“If we were to decide that we thought … those rate increases were too high, it probably would be appropriate to send that budget back to the utility board for consideration,” he said. “…We probably need to have some conversations … about the size of the requests from water and power and reach some kind of consensus of what we’re comfortable with.”
As the city’s policy makers, the council has final authority over TPU’s budget and any related utility rate increases. But the council cannot directly amend such proposals; any changes must come from the utility board and be brought back to the council.
“The question we’re really grappling with is, `Is this the best time for this,” Mayor Marilyn Strickland said of the proposed rate hikes. “It’s never a good time. But do we have some flexibility that we can maybe increase rates at a slower pace or for a lower amount than what they’re proposing? That’s what we’re going to be looking at.”
Because Tacoma Power’s revenue projections are largely based on predicting a volatile market, Mello wonders if the utility can accurately forecast even two years into the future.
“If we agree to anything for power, maybe it should be to only an initial rate increase for the first year, then come back and visit the issue again the next year to see if it’s even necessary,” he said. “Let’s not just assume we need a double-year increase.”
In a phone interview Friday, Casey said he hasn’t heard such concerns.
“I have not heard any objections,” Casey said. “Instead, I’ve heard they’re pleased with the very sharp pencil that the TPU board and staff have taken to the budget this year.”
Casey and other TPU officials have said that costly federal re-licensing fees for power generation and required security improvements are among a host of factors that warrant the unpopular but needed power hikes.
Should the council ultimately send the utility budget back, Casey warned: “There’s just little flexibility to reduce things more and not impact services.”
On a separate budget topic, TPU officials are set to meet with the council on Thursday to discuss discrepancies between the city’s general fund and TPU budget proposals over the utility’s “assessment fees” projected in the coming two years.
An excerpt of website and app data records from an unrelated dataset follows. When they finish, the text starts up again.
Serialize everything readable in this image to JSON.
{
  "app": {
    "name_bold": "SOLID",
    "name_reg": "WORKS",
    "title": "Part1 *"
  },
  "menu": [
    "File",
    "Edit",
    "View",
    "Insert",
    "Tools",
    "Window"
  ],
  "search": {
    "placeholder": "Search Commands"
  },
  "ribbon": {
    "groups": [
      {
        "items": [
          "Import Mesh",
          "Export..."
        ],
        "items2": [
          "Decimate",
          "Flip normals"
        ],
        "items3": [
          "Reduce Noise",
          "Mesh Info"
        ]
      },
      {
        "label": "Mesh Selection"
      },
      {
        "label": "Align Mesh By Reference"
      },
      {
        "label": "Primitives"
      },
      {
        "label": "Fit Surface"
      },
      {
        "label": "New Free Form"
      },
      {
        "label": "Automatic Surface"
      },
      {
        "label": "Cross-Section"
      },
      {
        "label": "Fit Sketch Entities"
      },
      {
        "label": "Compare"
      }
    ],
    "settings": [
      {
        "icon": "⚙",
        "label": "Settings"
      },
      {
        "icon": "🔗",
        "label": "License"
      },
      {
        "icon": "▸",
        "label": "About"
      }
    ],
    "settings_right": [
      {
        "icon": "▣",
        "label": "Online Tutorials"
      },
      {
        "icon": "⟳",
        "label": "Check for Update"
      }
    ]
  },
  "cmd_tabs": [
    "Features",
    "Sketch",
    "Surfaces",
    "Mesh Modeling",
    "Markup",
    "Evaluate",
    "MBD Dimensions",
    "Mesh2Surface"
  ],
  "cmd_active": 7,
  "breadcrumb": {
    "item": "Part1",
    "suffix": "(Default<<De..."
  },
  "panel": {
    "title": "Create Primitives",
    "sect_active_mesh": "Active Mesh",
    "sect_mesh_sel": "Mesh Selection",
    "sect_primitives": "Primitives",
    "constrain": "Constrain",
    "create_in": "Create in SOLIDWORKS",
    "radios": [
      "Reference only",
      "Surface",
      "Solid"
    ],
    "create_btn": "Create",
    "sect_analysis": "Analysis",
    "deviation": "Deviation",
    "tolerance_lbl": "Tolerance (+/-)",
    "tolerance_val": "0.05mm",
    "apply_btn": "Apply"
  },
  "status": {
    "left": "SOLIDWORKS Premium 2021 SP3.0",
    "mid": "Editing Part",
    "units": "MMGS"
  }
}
The city regularly charges TPU fees for legal, clerking and other services it provides to the utility. The city’ coming budget proposal assesses such fees for the utility at more than $2 million higher than its last budget.
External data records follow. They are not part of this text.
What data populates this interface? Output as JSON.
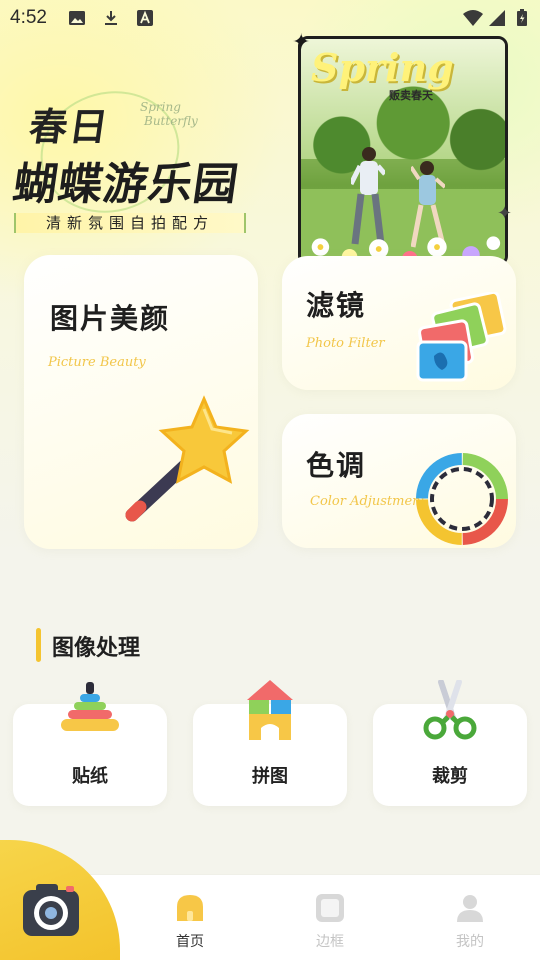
{
  "status_bar": {
    "time": "4:52"
  },
  "hero": {
    "title_line1": "春日",
    "script_text_line1": "Spring",
    "script_text_line2": "Butterfly",
    "title_line2": "蝴蝶游乐园",
    "subtitle": "清新氛围自拍配方",
    "photo_script": "Spring",
    "photo_caption": "贩卖春天"
  },
  "features": {
    "beauty": {
      "title": "图片美颜",
      "subtitle": "Picture Beauty"
    },
    "filter": {
      "title": "滤镜",
      "subtitle": "Photo Filter"
    },
    "color": {
      "title": "色调",
      "subtitle": "Color Adjustment"
    }
  },
  "section": {
    "title": "图像处理"
  },
  "tools": [
    {
      "label": "贴纸",
      "icon": "ring-stack-icon"
    },
    {
      "label": "拼图",
      "icon": "building-blocks-icon"
    },
    {
      "label": "裁剪",
      "icon": "scissors-icon"
    }
  ],
  "nav": {
    "home": "首页",
    "frame": "边框",
    "mine": "我的",
    "active_color": "#333333",
    "inactive_color": "#c4c4c4"
  },
  "colors": {
    "accent_yellow": "#f4c430",
    "subtitle_yellow": "#f2c64a"
  }
}
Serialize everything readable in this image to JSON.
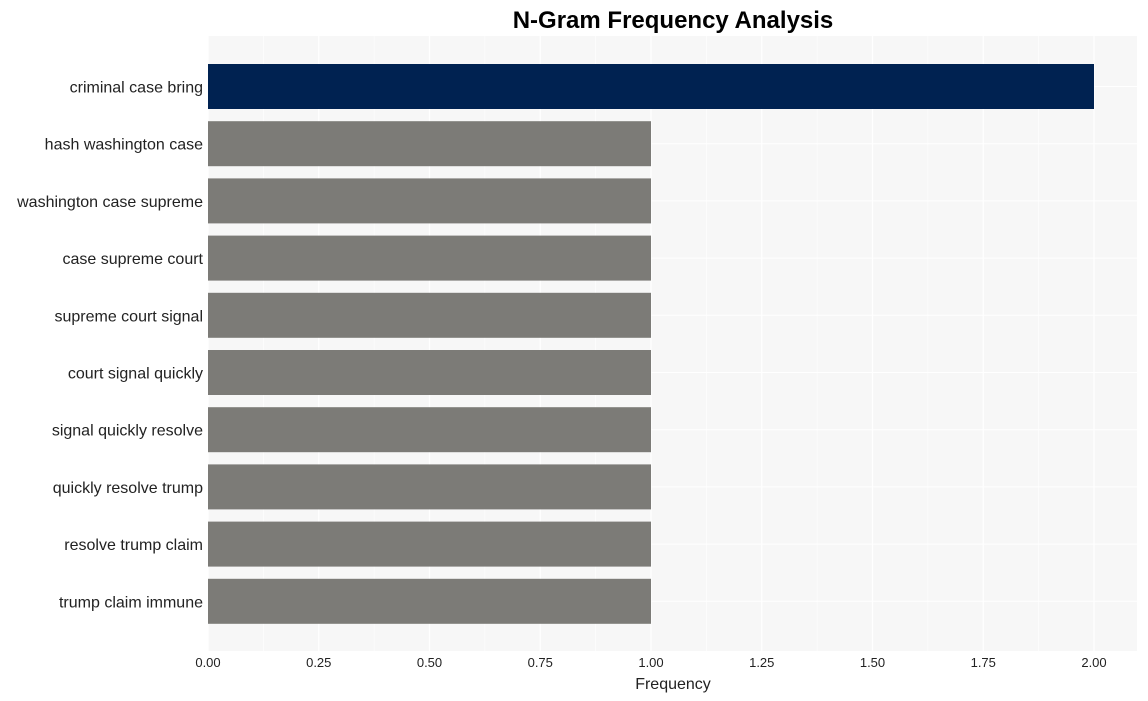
{
  "chart_data": {
    "type": "bar",
    "orientation": "horizontal",
    "title": "N-Gram Frequency Analysis",
    "xlabel": "Frequency",
    "ylabel": "",
    "categories": [
      "criminal case bring",
      "hash washington case",
      "washington case supreme",
      "case supreme court",
      "supreme court signal",
      "court signal quickly",
      "signal quickly resolve",
      "quickly resolve trump",
      "resolve trump claim",
      "trump claim immune"
    ],
    "values": [
      2,
      1,
      1,
      1,
      1,
      1,
      1,
      1,
      1,
      1
    ],
    "xlim": [
      0,
      2.1
    ],
    "xticks": [
      0,
      0.25,
      0.5,
      0.75,
      1.0,
      1.25,
      1.5,
      1.75,
      2.0
    ],
    "xtick_labels": [
      "0.00",
      "0.25",
      "0.50",
      "0.75",
      "1.00",
      "1.25",
      "1.50",
      "1.75",
      "2.00"
    ],
    "grid": true,
    "colors": {
      "highlight": "#002251",
      "default": "#7c7b77",
      "plot_background": "#f7f7f7",
      "grid": "#ffffff"
    }
  }
}
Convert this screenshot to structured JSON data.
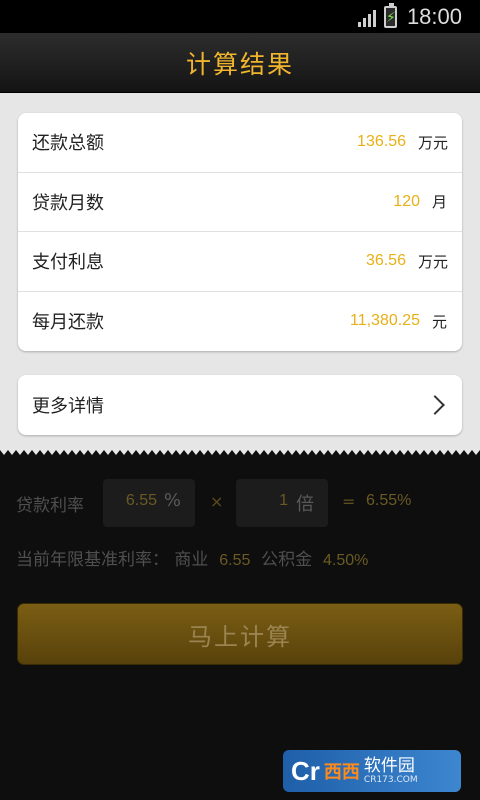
{
  "status_bar": {
    "time": "18:00",
    "signal_icon": "signal-icon",
    "battery_icon": "battery-charging-icon"
  },
  "header": {
    "title": "计算结果"
  },
  "results": [
    {
      "label": "还款总额",
      "value": "136.56",
      "unit": "万元"
    },
    {
      "label": "贷款月数",
      "value": "120",
      "unit": "月"
    },
    {
      "label": "支付利息",
      "value": "36.56",
      "unit": "万元"
    },
    {
      "label": "每月还款",
      "value": "11,380.25",
      "unit": "元"
    }
  ],
  "more": {
    "label": "更多详情",
    "icon": "chevron-right-icon"
  },
  "rate": {
    "label": "贷款利率",
    "base_value": "6.55",
    "percent_sign": "%",
    "times_sign": "×",
    "multiplier": "1",
    "multiplier_unit": "倍",
    "equals_sign": "=",
    "result": "6.55%"
  },
  "base_rates": {
    "label": "当前年限基准利率：",
    "commercial_label": "商业",
    "commercial_value": "6.55",
    "fund_label": "公积金",
    "fund_value": "4.50%"
  },
  "calculate_button": {
    "label": "马上计算"
  },
  "watermark": {
    "logo": "Cr",
    "brand": "西西",
    "text": "软件园",
    "domain": "CR173.COM"
  },
  "colors": {
    "accent": "#e8b017",
    "title": "#f0b52d",
    "button": "#6a5010"
  }
}
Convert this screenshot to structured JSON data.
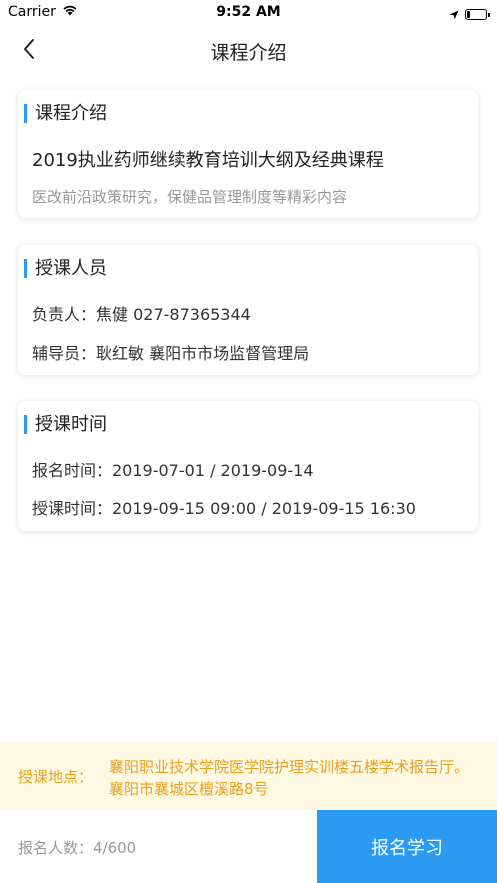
{
  "status_bar": {
    "carrier": "Carrier",
    "time": "9:52 AM",
    "icons": [
      "wifi-icon",
      "location-arrow-icon",
      "battery-icon"
    ]
  },
  "nav": {
    "title": "课程介绍",
    "back_icon": "chevron-left-icon"
  },
  "intro": {
    "heading": "课程介绍",
    "course_name": "2019执业药师继续教育培训大纲及经典课程",
    "summary": "医改前沿政策研究，保健品管理制度等精彩内容"
  },
  "instructors": {
    "heading": "授课人员",
    "lead": "负责人：焦健 027-87365344",
    "tutor": "辅导员：耿红敏 襄阳市市场监督管理局"
  },
  "schedule": {
    "heading": "授课时间",
    "registration": "报名时间：2019-07-01 / 2019-09-14",
    "lecture": "授课时间：2019-09-15 09:00 / 2019-09-15 16:30"
  },
  "location": {
    "label": "授课地点：",
    "address": "襄阳职业技术学院医学院护理实训楼五楼学术报告厅。襄阳市襄城区檀溪路8号"
  },
  "bottom": {
    "enroll_count": "报名人数：4/600",
    "enroll_button": "报名学习"
  },
  "colors": {
    "accent": "#2b9af3",
    "location_text": "#e8a020",
    "location_bg": "#fff9e3"
  }
}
The issue is at least the second budget discrepancy to become a point of contention between TPU Director Bill Gaines and City Manager Eric Anderson this budget season. Last week, TPU officials told the council a city projection on gross earnings utility taxes that calculates power revenues $6.6 million higher than TPU’s estimate was overly aggressive. City officials have countered that TPU’s projections are too conservative.